#### Directions:
What is the number of lines below that contain the string "INFORMATION"? Give it and nothing else.

#### Material for this task:
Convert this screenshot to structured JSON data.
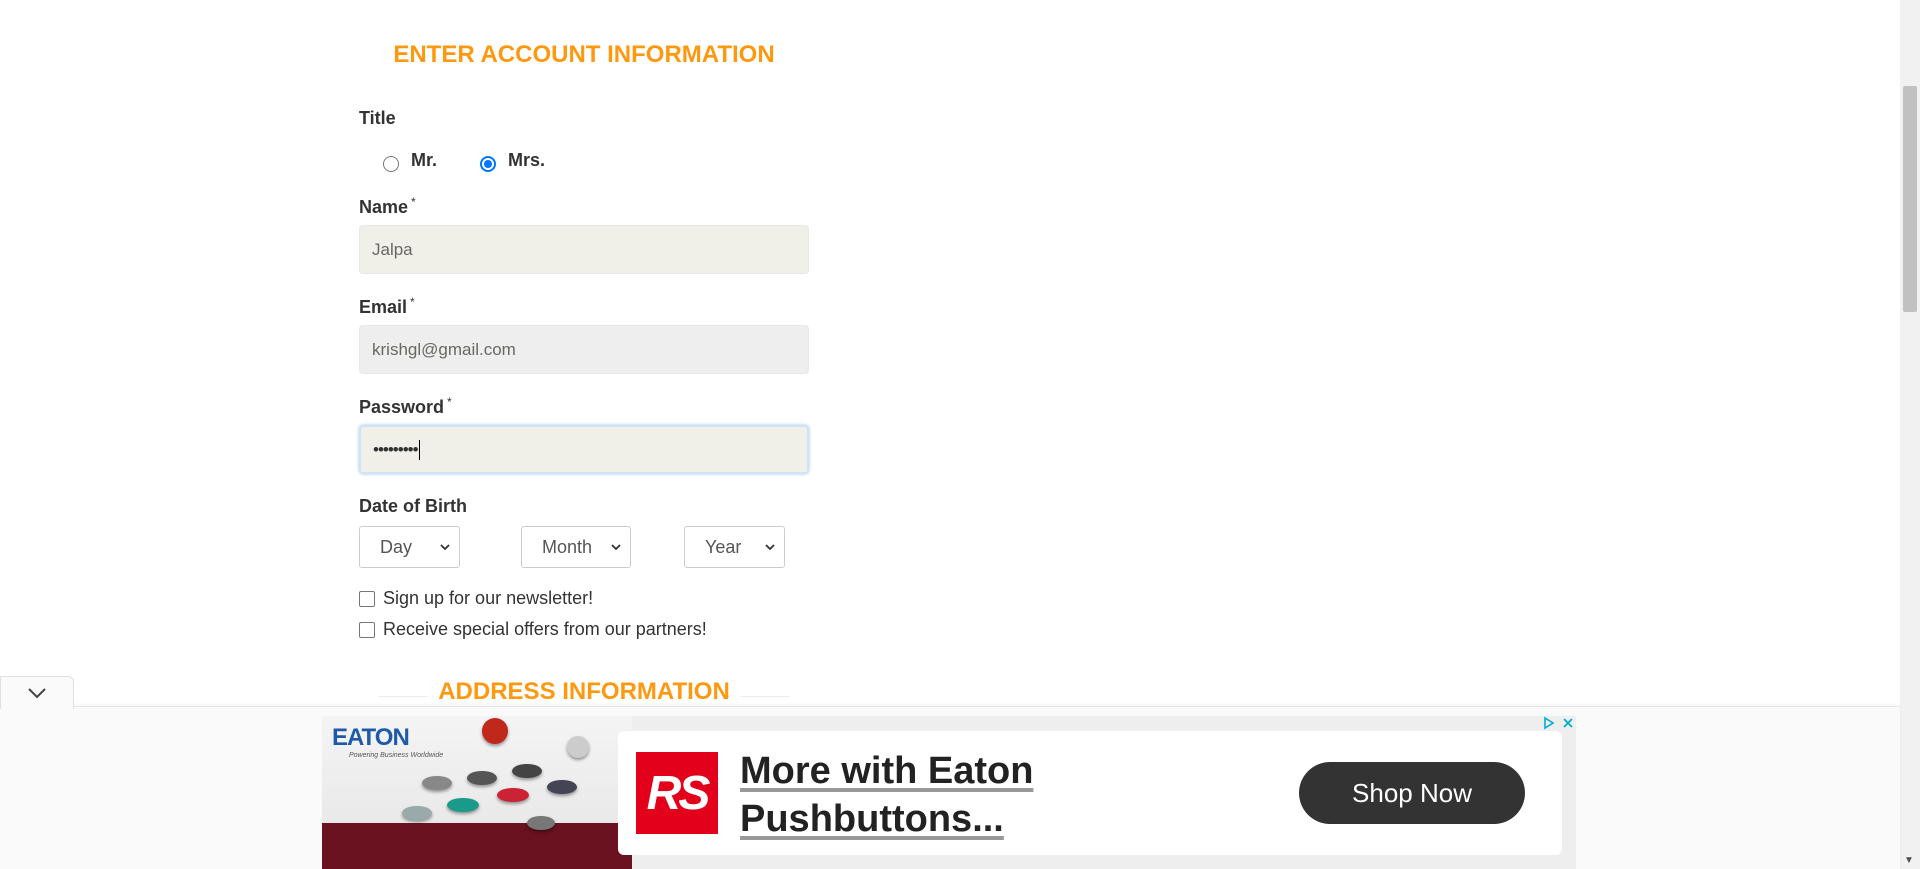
{
  "form": {
    "account_title": "ENTER ACCOUNT INFORMATION",
    "title_label": "Title",
    "title_options": [
      {
        "label": "Mr.",
        "checked": false
      },
      {
        "label": "Mrs.",
        "checked": true
      }
    ],
    "name_label": "Name",
    "name_value": "Jalpa",
    "email_label": "Email",
    "email_value": "krishgl@gmail.com",
    "password_label": "Password",
    "password_value": "•••••••••",
    "required_marker": "*",
    "dob_label": "Date of Birth",
    "dob_day": "Day",
    "dob_month": "Month",
    "dob_year": "Year",
    "newsletter_label": "Sign up for our newsletter!",
    "offers_label": "Receive special offers from our partners!",
    "address_title": "ADDRESS INFORMATION"
  },
  "ad": {
    "brand": "EATON",
    "brand_tagline": "Powering Business Worldwide",
    "logo_text": "RS",
    "headline_line1": "More with Eaton",
    "headline_line2": "Pushbuttons...",
    "cta": "Shop Now",
    "choices_icon": "adchoices-play-icon",
    "close_icon": "close-icon",
    "collapse_icon": "chevron-down-icon"
  },
  "colors": {
    "accent": "#fe980f",
    "radio_checked": "#0075ff",
    "cta_bg": "#333333",
    "rs_red": "#e2001a"
  }
}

#### Task response:
2